STUDY MATERIAL:
..........

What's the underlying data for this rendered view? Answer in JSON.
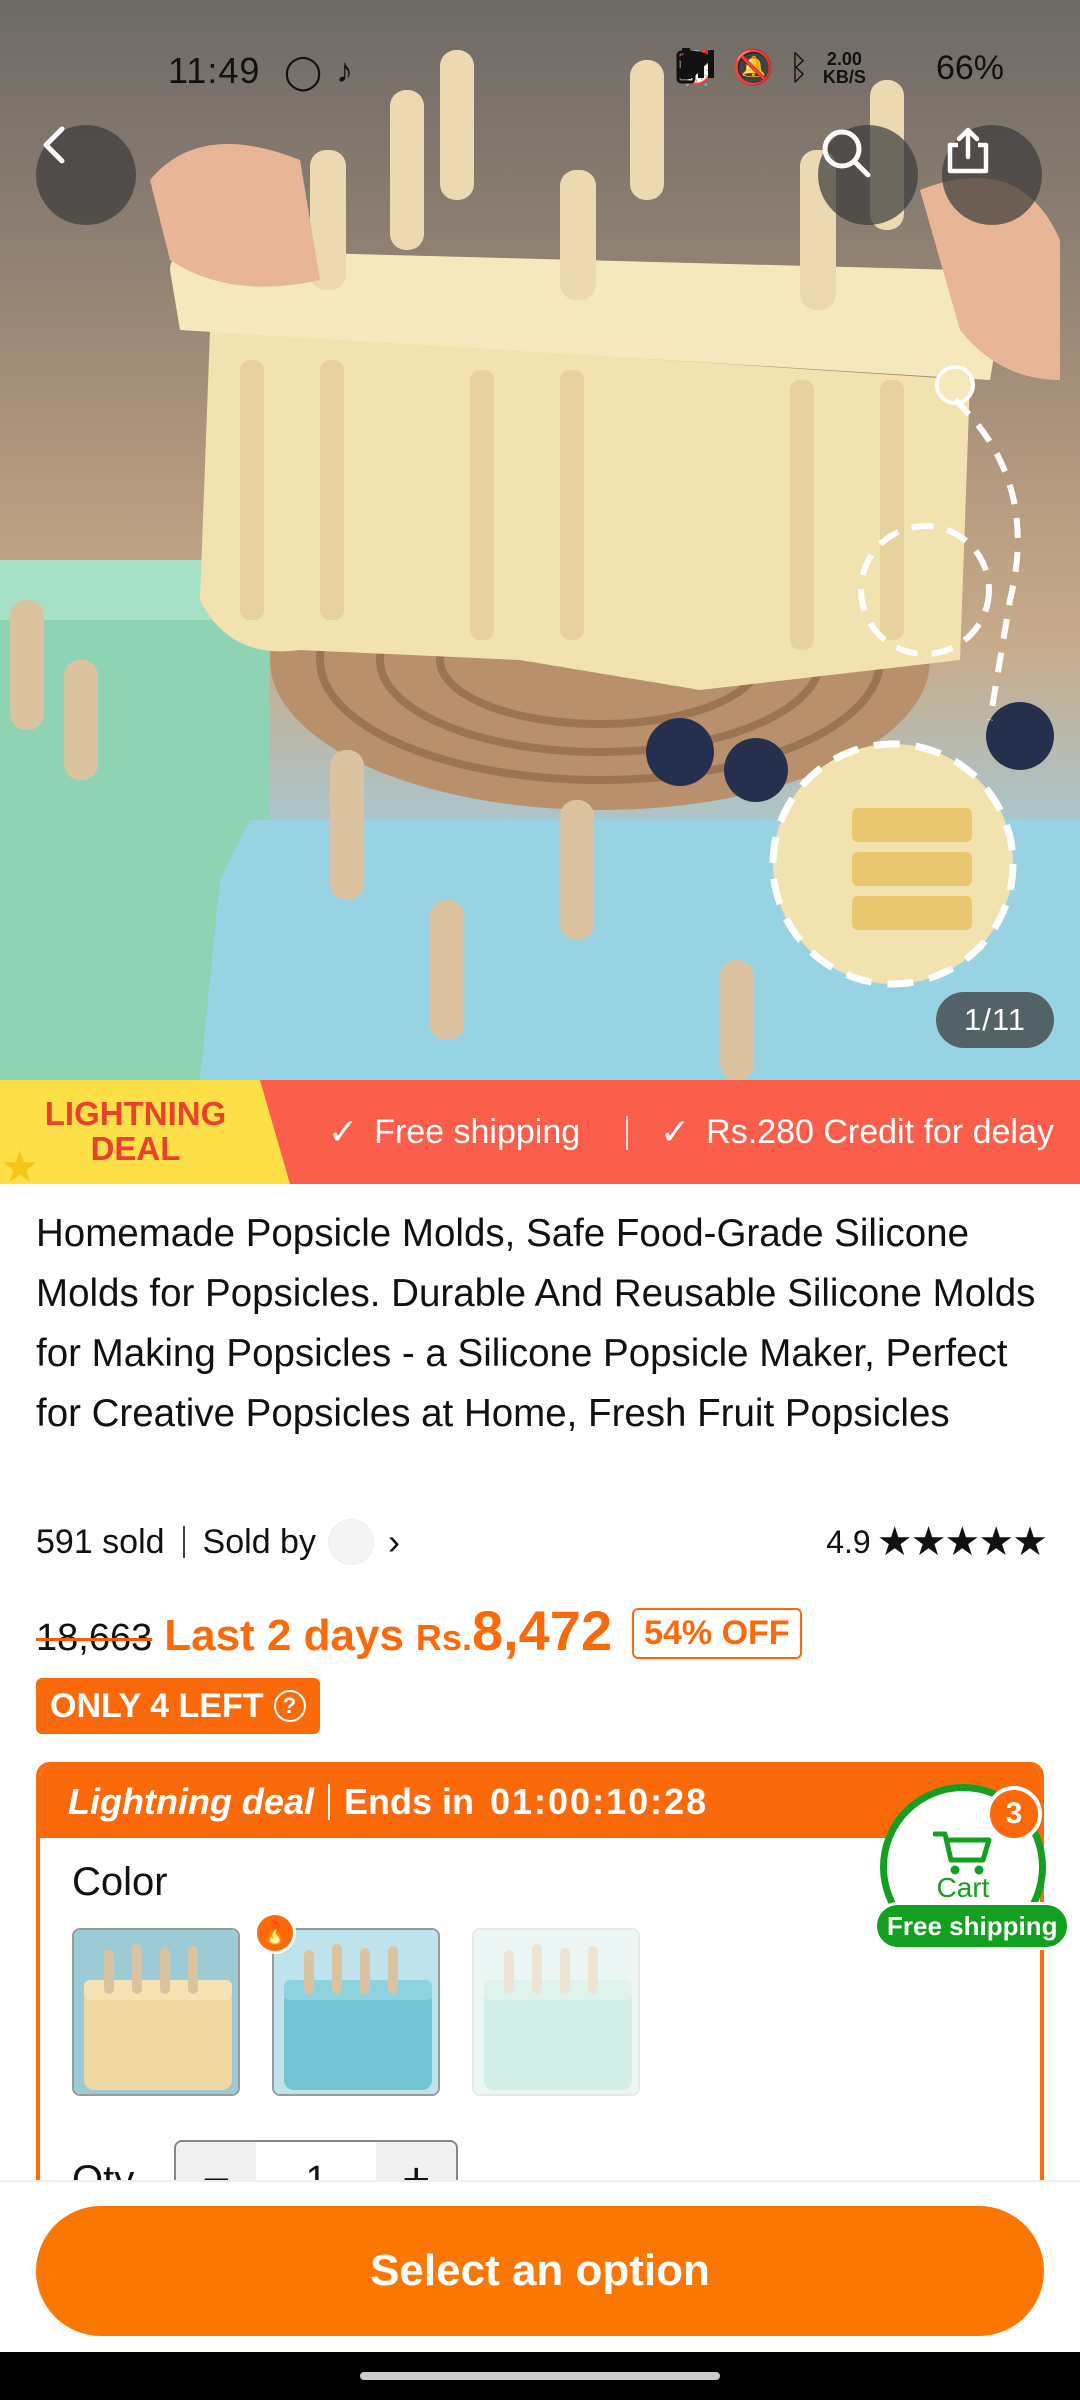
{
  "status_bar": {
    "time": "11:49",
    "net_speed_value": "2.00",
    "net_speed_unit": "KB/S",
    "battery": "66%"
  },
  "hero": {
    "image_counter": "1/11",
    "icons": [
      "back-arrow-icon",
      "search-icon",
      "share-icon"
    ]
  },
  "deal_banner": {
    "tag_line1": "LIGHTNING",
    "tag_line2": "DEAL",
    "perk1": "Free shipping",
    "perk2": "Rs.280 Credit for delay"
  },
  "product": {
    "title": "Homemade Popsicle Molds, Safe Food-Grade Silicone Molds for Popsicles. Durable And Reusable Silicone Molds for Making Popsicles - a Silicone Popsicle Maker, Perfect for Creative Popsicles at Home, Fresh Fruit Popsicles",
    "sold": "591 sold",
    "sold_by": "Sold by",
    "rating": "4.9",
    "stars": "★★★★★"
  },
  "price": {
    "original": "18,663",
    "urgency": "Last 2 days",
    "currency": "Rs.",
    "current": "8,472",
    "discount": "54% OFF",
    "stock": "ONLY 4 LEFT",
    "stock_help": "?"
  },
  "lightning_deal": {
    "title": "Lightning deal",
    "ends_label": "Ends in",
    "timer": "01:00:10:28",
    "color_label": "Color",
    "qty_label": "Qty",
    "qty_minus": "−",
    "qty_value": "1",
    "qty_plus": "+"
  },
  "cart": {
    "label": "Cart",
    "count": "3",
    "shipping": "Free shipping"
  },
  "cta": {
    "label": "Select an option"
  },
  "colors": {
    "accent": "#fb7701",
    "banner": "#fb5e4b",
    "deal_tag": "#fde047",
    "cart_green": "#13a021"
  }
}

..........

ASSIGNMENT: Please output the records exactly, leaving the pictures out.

YOUR RESPONSE:
What's the underlying data for this rendered view? Answer in JSON.
{
  "status_bar": {
    "time": "11:49",
    "net_speed_value": "2.00",
    "net_speed_unit": "KB/S",
    "battery": "66%"
  },
  "hero": {
    "image_counter": "1/11",
    "icons": [
      "back-arrow-icon",
      "search-icon",
      "share-icon"
    ]
  },
  "deal_banner": {
    "tag_line1": "LIGHTNING",
    "tag_line2": "DEAL",
    "perk1": "Free shipping",
    "perk2": "Rs.280 Credit for delay"
  },
  "product": {
    "title": "Homemade Popsicle Molds, Safe Food-Grade Silicone Molds for Popsicles. Durable And Reusable Silicone Molds for Making Popsicles - a Silicone Popsicle Maker, Perfect for Creative Popsicles at Home, Fresh Fruit Popsicles",
    "sold": "591 sold",
    "sold_by": "Sold by",
    "rating": "4.9",
    "stars": "★★★★★"
  },
  "price": {
    "original": "18,663",
    "urgency": "Last 2 days",
    "currency": "Rs.",
    "current": "8,472",
    "discount": "54% OFF",
    "stock": "ONLY 4 LEFT",
    "stock_help": "?"
  },
  "lightning_deal": {
    "title": "Lightning deal",
    "ends_label": "Ends in",
    "timer": "01:00:10:28",
    "color_label": "Color",
    "qty_label": "Qty",
    "qty_minus": "−",
    "qty_value": "1",
    "qty_plus": "+"
  },
  "cart": {
    "label": "Cart",
    "count": "3",
    "shipping": "Free shipping"
  },
  "cta": {
    "label": "Select an option"
  },
  "colors": {
    "accent": "#fb7701",
    "banner": "#fb5e4b",
    "deal_tag": "#fde047",
    "cart_green": "#13a021"
  }
}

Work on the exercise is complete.